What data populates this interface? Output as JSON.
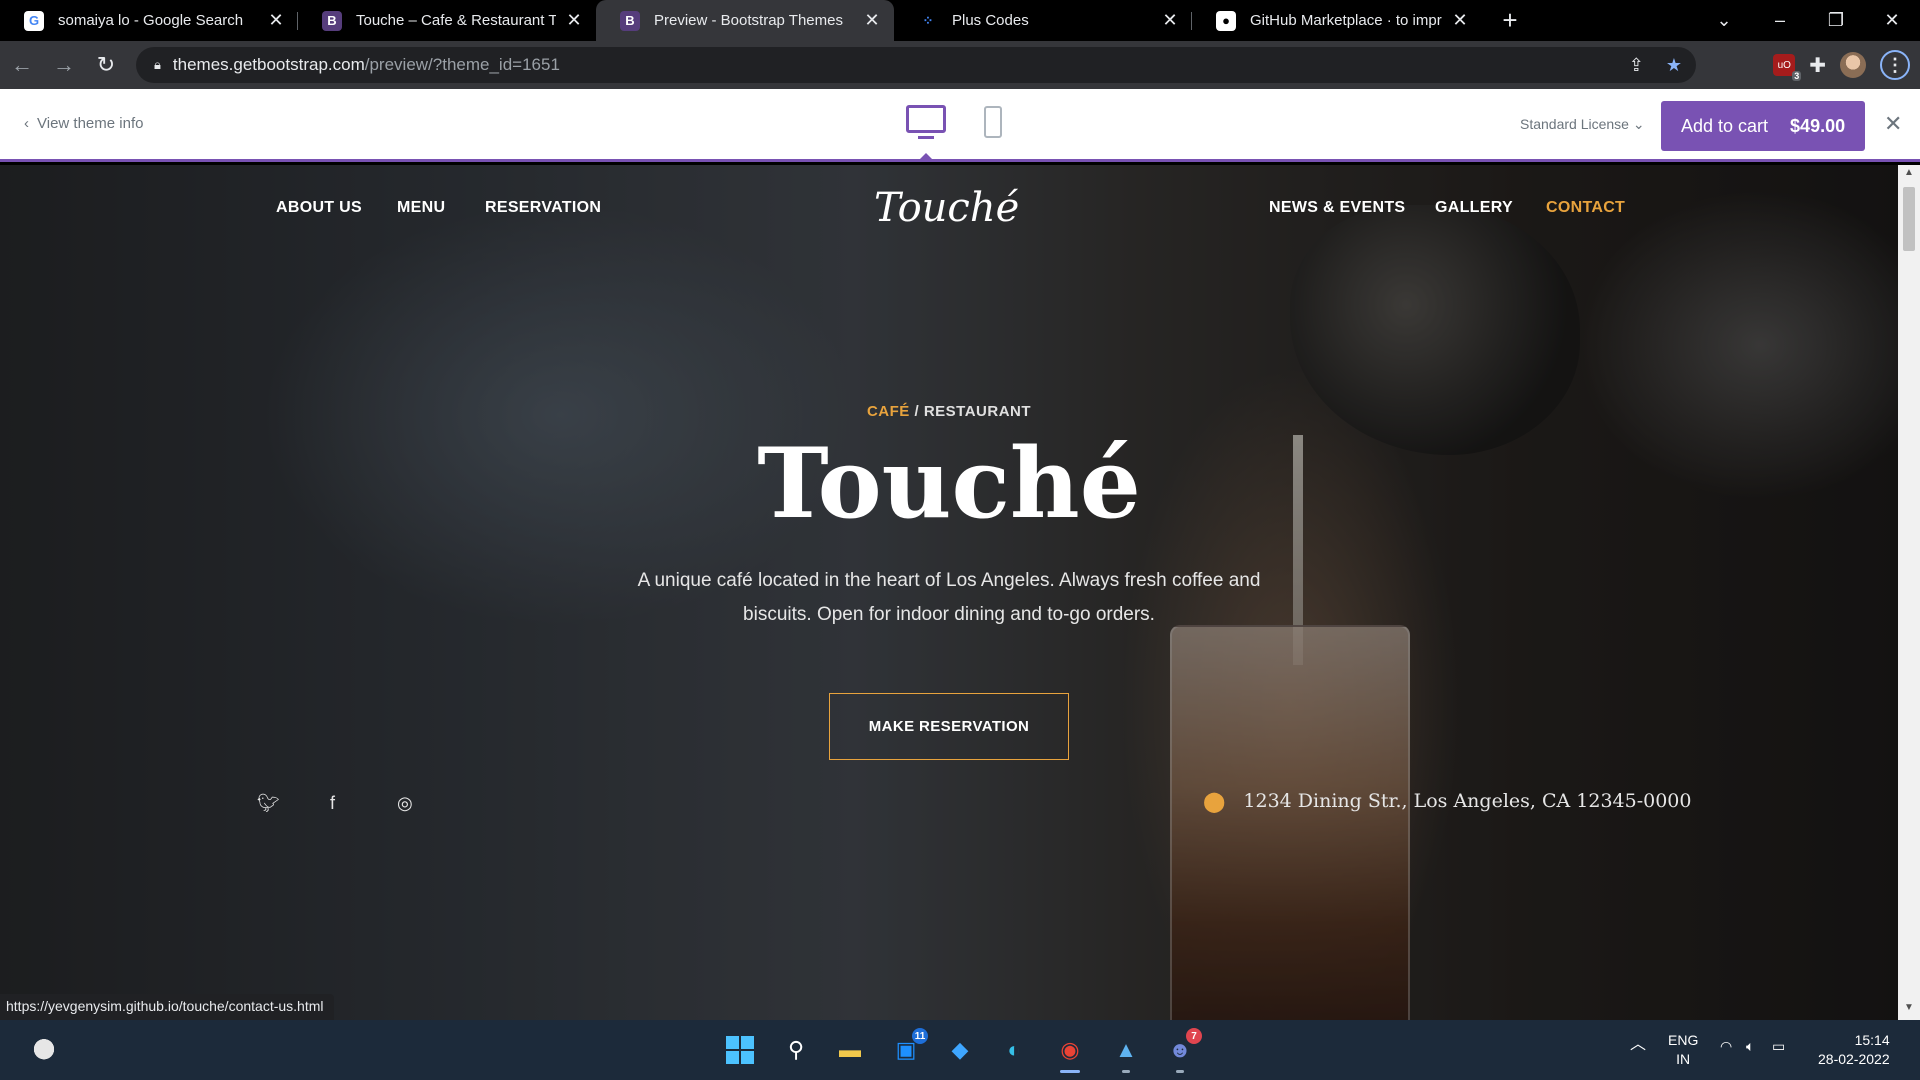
{
  "browser": {
    "tabs": [
      {
        "title": "somaiya lo - Google Search",
        "favicon": "google-icon"
      },
      {
        "title": "Touche – Cafe & Restaurant Theme",
        "favicon": "bootstrap-icon"
      },
      {
        "title": "Preview - Bootstrap Themes",
        "favicon": "bootstrap-icon",
        "active": true
      },
      {
        "title": "Plus Codes",
        "favicon": "plus-codes-icon"
      },
      {
        "title": "GitHub Marketplace · to improve",
        "favicon": "github-icon"
      }
    ],
    "url_host": "themes.getbootstrap.com",
    "url_path": "/preview/?theme_id=1651",
    "extension_badge": "3",
    "status_url": "https://yevgenysim.github.io/touche/contact-us.html"
  },
  "preview_bar": {
    "view_info": "View theme info",
    "license": "Standard License",
    "cart_label": "Add to cart",
    "price": "$49.00",
    "accent_color": "#7952b3"
  },
  "site": {
    "logo": "Touché",
    "nav_left": [
      "ABOUT US",
      "MENU",
      "RESERVATION"
    ],
    "nav_right": [
      "NEWS & EVENTS",
      "GALLERY",
      "CONTACT"
    ],
    "active_nav": "CONTACT",
    "accent_color": "#e8a33d",
    "eyebrow_a": "CAFÉ",
    "eyebrow_sep": " / ",
    "eyebrow_b": "RESTAURANT",
    "title": "Touché",
    "lead": "A unique café located in the heart of Los Angeles. Always fresh coffee and biscuits. Open for indoor dining and to-go orders.",
    "cta": "MAKE RESERVATION",
    "social": [
      "twitter-icon",
      "facebook-icon",
      "instagram-icon"
    ],
    "address": "1234 Dining Str., Los Angeles, CA 12345-0000"
  },
  "taskbar": {
    "badges": {
      "store": "11",
      "discord": "7"
    },
    "lang_top": "ENG",
    "lang_bottom": "IN",
    "time": "15:14",
    "date": "28-02-2022"
  }
}
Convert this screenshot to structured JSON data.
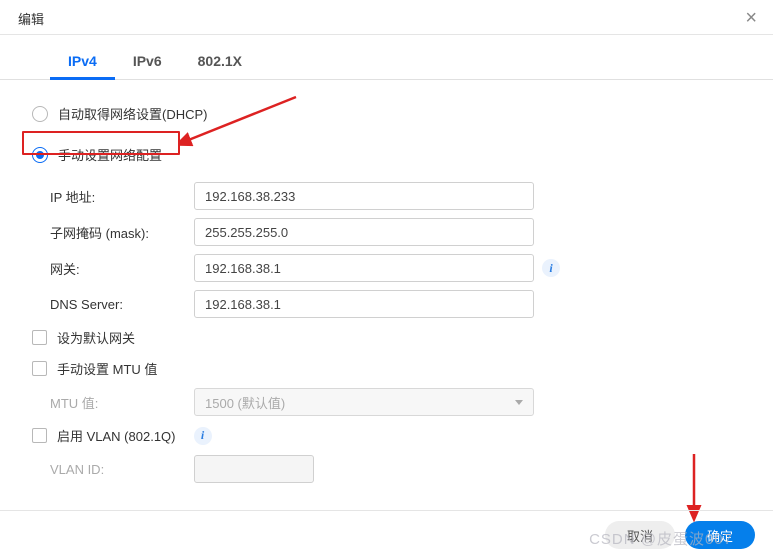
{
  "header": {
    "title": "编辑"
  },
  "tabs": [
    {
      "label": "IPv4",
      "active": true
    },
    {
      "label": "IPv6",
      "active": false
    },
    {
      "label": "802.1X",
      "active": false
    }
  ],
  "radios": {
    "dhcp": {
      "label": "自动取得网络设置(DHCP)",
      "checked": false
    },
    "manual": {
      "label": "手动设置网络配置",
      "checked": true
    }
  },
  "fields": {
    "ip": {
      "label": "IP 地址:",
      "value": "192.168.38.233"
    },
    "mask": {
      "label": "子网掩码 (mask):",
      "value": "255.255.255.0"
    },
    "gateway": {
      "label": "网关:",
      "value": "192.168.38.1"
    },
    "dns": {
      "label": "DNS Server:",
      "value": "192.168.38.1"
    },
    "mtu": {
      "label": "MTU 值:",
      "placeholder": "1500 (默认值)"
    },
    "vlanid": {
      "label": "VLAN ID:"
    }
  },
  "checkboxes": {
    "default_gateway": {
      "label": "设为默认网关",
      "checked": false
    },
    "manual_mtu": {
      "label": "手动设置 MTU 值",
      "checked": false
    },
    "enable_vlan": {
      "label": "启用 VLAN (802.1Q)",
      "checked": false
    }
  },
  "buttons": {
    "cancel": "取消",
    "confirm": "确定"
  },
  "watermark": "CSDN @皮蛋波007",
  "info_glyph": "i"
}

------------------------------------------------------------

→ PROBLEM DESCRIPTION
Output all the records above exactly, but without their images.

→ OUTPUT FOR THIS TASK
What data populates this interface? Output as JSON.
{
  "browser": {
    "tabs": [
      {
        "title": "somaiya lo - Google Search",
        "favicon": "google-icon"
      },
      {
        "title": "Touche – Cafe & Restaurant Theme",
        "favicon": "bootstrap-icon"
      },
      {
        "title": "Preview - Bootstrap Themes",
        "favicon": "bootstrap-icon",
        "active": true
      },
      {
        "title": "Plus Codes",
        "favicon": "plus-codes-icon"
      },
      {
        "title": "GitHub Marketplace · to improve",
        "favicon": "github-icon"
      }
    ],
    "url_host": "themes.getbootstrap.com",
    "url_path": "/preview/?theme_id=1651",
    "extension_badge": "3",
    "status_url": "https://yevgenysim.github.io/touche/contact-us.html"
  },
  "preview_bar": {
    "view_info": "View theme info",
    "license": "Standard License",
    "cart_label": "Add to cart",
    "price": "$49.00",
    "accent_color": "#7952b3"
  },
  "site": {
    "logo": "Touché",
    "nav_left": [
      "ABOUT US",
      "MENU",
      "RESERVATION"
    ],
    "nav_right": [
      "NEWS & EVENTS",
      "GALLERY",
      "CONTACT"
    ],
    "active_nav": "CONTACT",
    "accent_color": "#e8a33d",
    "eyebrow_a": "CAFÉ",
    "eyebrow_sep": " / ",
    "eyebrow_b": "RESTAURANT",
    "title": "Touché",
    "lead": "A unique café located in the heart of Los Angeles. Always fresh coffee and biscuits. Open for indoor dining and to-go orders.",
    "cta": "MAKE RESERVATION",
    "social": [
      "twitter-icon",
      "facebook-icon",
      "instagram-icon"
    ],
    "address": "1234 Dining Str., Los Angeles, CA 12345-0000"
  },
  "taskbar": {
    "badges": {
      "store": "11",
      "discord": "7"
    },
    "lang_top": "ENG",
    "lang_bottom": "IN",
    "time": "15:14",
    "date": "28-02-2022"
  }
}
Convert this screenshot to structured JSON data.
{
  "header": {
    "title": "编辑"
  },
  "tabs": [
    {
      "label": "IPv4",
      "active": true
    },
    {
      "label": "IPv6",
      "active": false
    },
    {
      "label": "802.1X",
      "active": false
    }
  ],
  "radios": {
    "dhcp": {
      "label": "自动取得网络设置(DHCP)",
      "checked": false
    },
    "manual": {
      "label": "手动设置网络配置",
      "checked": true
    }
  },
  "fields": {
    "ip": {
      "label": "IP 地址:",
      "value": "192.168.38.233"
    },
    "mask": {
      "label": "子网掩码 (mask):",
      "value": "255.255.255.0"
    },
    "gateway": {
      "label": "网关:",
      "value": "192.168.38.1"
    },
    "dns": {
      "label": "DNS Server:",
      "value": "192.168.38.1"
    },
    "mtu": {
      "label": "MTU 值:",
      "placeholder": "1500 (默认值)"
    },
    "vlanid": {
      "label": "VLAN ID:"
    }
  },
  "checkboxes": {
    "default_gateway": {
      "label": "设为默认网关",
      "checked": false
    },
    "manual_mtu": {
      "label": "手动设置 MTU 值",
      "checked": false
    },
    "enable_vlan": {
      "label": "启用 VLAN (802.1Q)",
      "checked": false
    }
  },
  "buttons": {
    "cancel": "取消",
    "confirm": "确定"
  },
  "watermark": "CSDN @皮蛋波007",
  "info_glyph": "i"
}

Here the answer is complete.